As teachers and schools gear up for The Hour of Code (December 4-10), I think it’s really important to remind our students that coding isn’t an end to itself. It is a means to solve a problem. One way to help students understand that that is to explain where coding would fit in the a design thinking process. A five step design thinking process might use coding in step 4. So while coding can be enjoyed for the challenge it brings, students can learn more about its application when they are given this context.
There are so many great outcomes for our students when we employ design thinking in classrooms. This graphic helps spell it out a bit. Every teacher wants their students to become more empathetic, to make more and better connections between ideas and to become problem solvers. Helping to shape the next generation is why we got in this business and these are traits they will need.
As an introduction to design thinking, here are the five steps that I encourage teachers to use:
- Empathize – design thinking is an approach based in the understanding the that your design should solve a problem for others.

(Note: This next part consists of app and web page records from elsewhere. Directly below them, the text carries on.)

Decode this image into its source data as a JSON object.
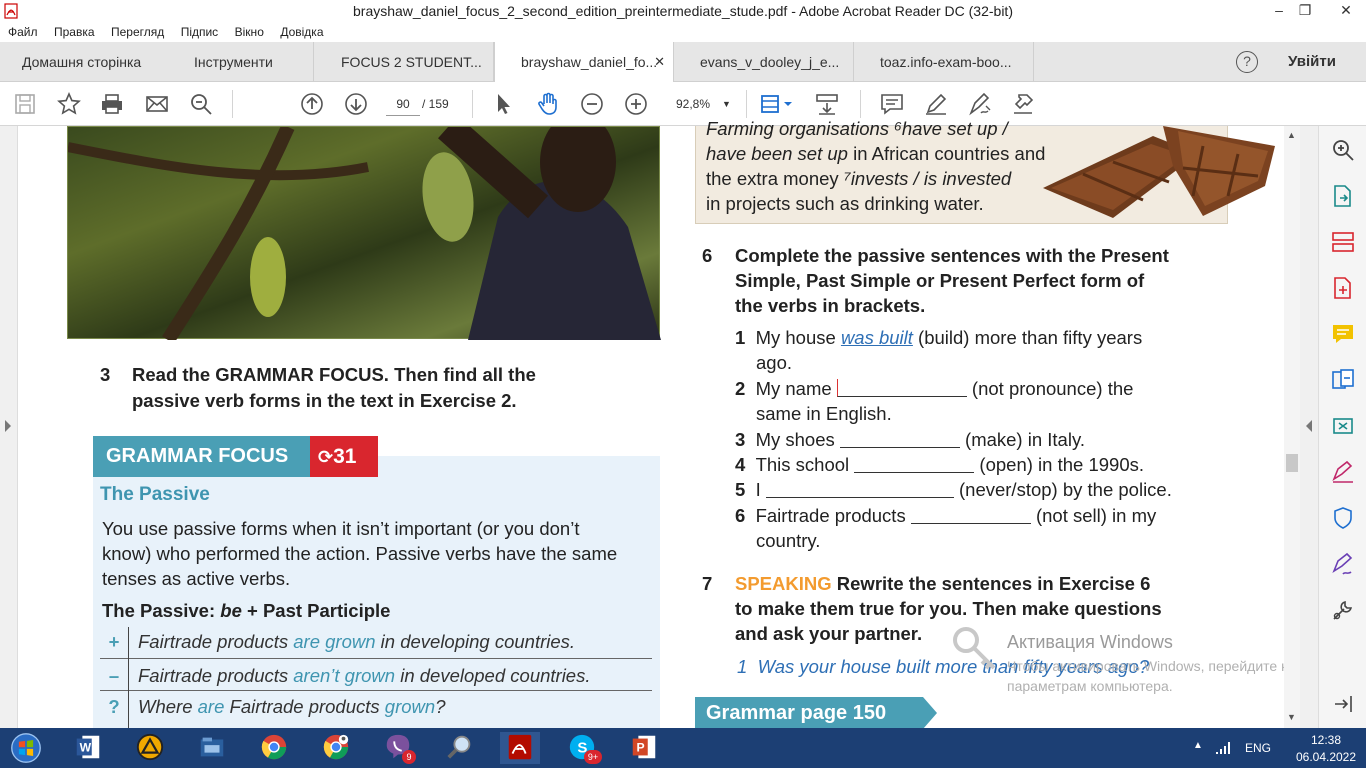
{
  "window": {
    "title": "brayshaw_daniel_focus_2_second_edition_preintermediate_stude.pdf - Adobe Acrobat Reader DC (32-bit)",
    "minimize": "–",
    "maximize": "❐",
    "close": "✕"
  },
  "menu": [
    "Файл",
    "Правка",
    "Перегляд",
    "Підпис",
    "Вікно",
    "Довідка"
  ],
  "tabs": {
    "home": "Домашня сторінка",
    "tools": "Інструменти",
    "doc1": "FOCUS 2 STUDENT...",
    "doc2": "brayshaw_daniel_fo...",
    "doc2_close": "✕",
    "doc3": "evans_v_dooley_j_e...",
    "doc4": "toaz.info-exam-boo...",
    "help": "?",
    "login": "Увійти"
  },
  "toolbar": {
    "page_current": "90",
    "page_total": "/ 159",
    "zoom": "92,8%"
  },
  "document": {
    "ex3": {
      "num": "3",
      "line1": "Read the GRAMMAR FOCUS. Then find all the",
      "line2": "passive verb forms in the text in Exercise 2."
    },
    "grammar_focus": {
      "label": "GRAMMAR FOCUS",
      "num": "31",
      "title": "The Passive",
      "desc1": "You use passive forms when it isn’t important (or you don’t",
      "desc2": "know) who performed the action. Passive verbs have the same",
      "desc3": "tenses as active verbs.",
      "formula_a": "The Passive: ",
      "formula_b": "be",
      "formula_c": " + Past Participle",
      "rows": [
        {
          "sym": "+",
          "a": "Fairtrade products ",
          "b": "are grown",
          "c": " in developing countries."
        },
        {
          "sym": "–",
          "a": "Fairtrade products ",
          "b": "aren’t grown",
          "c": " in developed countries."
        },
        {
          "sym": "?",
          "a": "Where ",
          "b": "are",
          "c": " Fairtrade products ",
          "d": "grown",
          "e": "?"
        }
      ]
    },
    "fairtrade": {
      "l1": "Farming organisations ⁶have set up /",
      "l2a": "have been set up",
      "l2b": " in African countries and",
      "l3a": "the extra money ",
      "l3b": "⁷invests / is invested",
      "l4": "in projects such as drinking water."
    },
    "ex6": {
      "num": "6",
      "line1": "Complete the passive sentences with the Present",
      "line2": "Simple, Past Simple or Present Perfect form of",
      "line3": "the verbs in brackets.",
      "items": [
        {
          "n": "1",
          "a": "My house ",
          "ans": "was built",
          "b": " (build) more than fifty years",
          "c": "ago."
        },
        {
          "n": "2",
          "a": "My name ",
          "b": " (not pronounce) the",
          "c": "same in English."
        },
        {
          "n": "3",
          "a": "My shoes ",
          "b": " (make) in Italy."
        },
        {
          "n": "4",
          "a": "This school ",
          "b": " (open) in the 1990s."
        },
        {
          "n": "5",
          "a": "I ",
          "b": " (never/stop) by the police."
        },
        {
          "n": "6",
          "a": "Fairtrade products ",
          "b": " (not sell) in my",
          "c": "country."
        }
      ]
    },
    "ex7": {
      "num": "7",
      "speaking": "SPEAKING",
      "line1": " Rewrite the sentences in Exercise 6",
      "line2": "to make them true for you. Then make questions",
      "line3": "and ask your partner.",
      "example_n": "1",
      "example": "Was your house built more than fifty years ago?"
    },
    "grammar_page": "Grammar page 150"
  },
  "watermark": {
    "title": "Активация Windows",
    "line1": "Чтобы активировать Windows, перейдите к",
    "line2": "параметрам компьютера."
  },
  "taskbar": {
    "lang": "ENG",
    "time": "12:38",
    "date": "06.04.2022",
    "badge_viber": "9",
    "badge_skype": "9+"
  }
}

In order to do that, the designer must understand those they are trying to design for…what is important to them? Why do they have a need?

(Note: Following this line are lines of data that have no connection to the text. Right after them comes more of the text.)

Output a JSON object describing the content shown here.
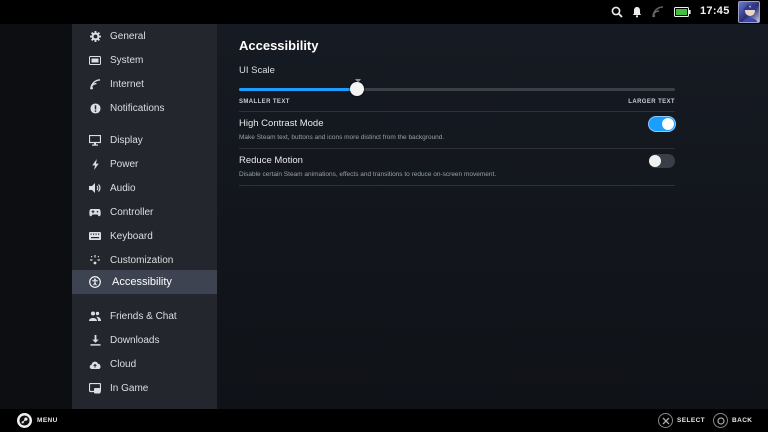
{
  "status_bar": {
    "time": "17:45",
    "icons": [
      "search-icon",
      "notifications-icon",
      "wifi-icon",
      "battery-icon",
      "avatar"
    ]
  },
  "sidebar": {
    "items": [
      {
        "label": "General",
        "icon": "gear-icon"
      },
      {
        "label": "System",
        "icon": "system-icon"
      },
      {
        "label": "Internet",
        "icon": "wifi-icon"
      },
      {
        "label": "Notifications",
        "icon": "info-icon"
      },
      {
        "label": "Display",
        "icon": "monitor-icon"
      },
      {
        "label": "Power",
        "icon": "lightning-icon"
      },
      {
        "label": "Audio",
        "icon": "speaker-icon"
      },
      {
        "label": "Controller",
        "icon": "gamepad-icon"
      },
      {
        "label": "Keyboard",
        "icon": "keyboard-icon"
      },
      {
        "label": "Customization",
        "icon": "sparkle-icon"
      },
      {
        "label": "Accessibility",
        "icon": "accessibility-icon",
        "active": true
      },
      {
        "label": "Friends & Chat",
        "icon": "friends-icon"
      },
      {
        "label": "Downloads",
        "icon": "download-icon"
      },
      {
        "label": "Cloud",
        "icon": "cloud-icon"
      },
      {
        "label": "In Game",
        "icon": "ingame-icon"
      }
    ]
  },
  "main": {
    "title": "Accessibility",
    "ui_scale": {
      "label": "UI Scale",
      "min_label": "SMALLER TEXT",
      "max_label": "LARGER TEXT",
      "value_fraction": 0.27
    },
    "settings": [
      {
        "title": "High Contrast Mode",
        "description": "Make Steam text, buttons and icons more distinct from the background.",
        "enabled": true
      },
      {
        "title": "Reduce Motion",
        "description": "Disable certain Steam animations, effects and transitions to reduce on-screen movement.",
        "enabled": false
      }
    ]
  },
  "bottom_bar": {
    "menu_label": "MENU",
    "select_label": "SELECT",
    "back_label": "BACK"
  },
  "colors": {
    "accent": "#1a9fff",
    "sidebar_bg": "#23262d",
    "sidebar_active": "#3d4350",
    "main_bg": "#161a22"
  }
}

- Define the problem – It’s hard to come up with a solution to a problem if you don’t have all of the pertinent details. This step may require additional research before you can stet the problem accurately.
- Ideate – Brainstorm possible solutions. This is where you can help your students learn about divergent thought processes and how to value those with “wild” ideas.

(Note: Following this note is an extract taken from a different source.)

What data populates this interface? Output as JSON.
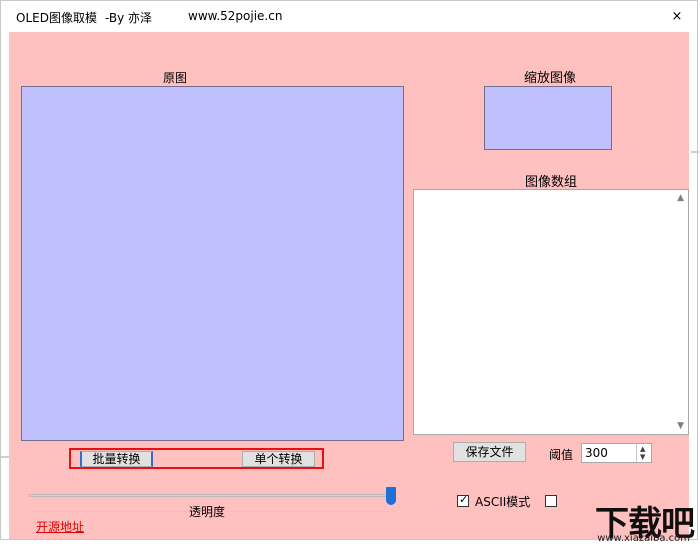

- Prototype – Build a model, create a sketch, role play. Here is where you might find a need to employ coding.
- Test – See if your prototype works and if it doesn’t modify it and try again.
Use the design thinking process to anchor your students use of Genius hour or your makerspace. This will give them real world opportunities to practice.
Learn more about using a Design Thinking Process here: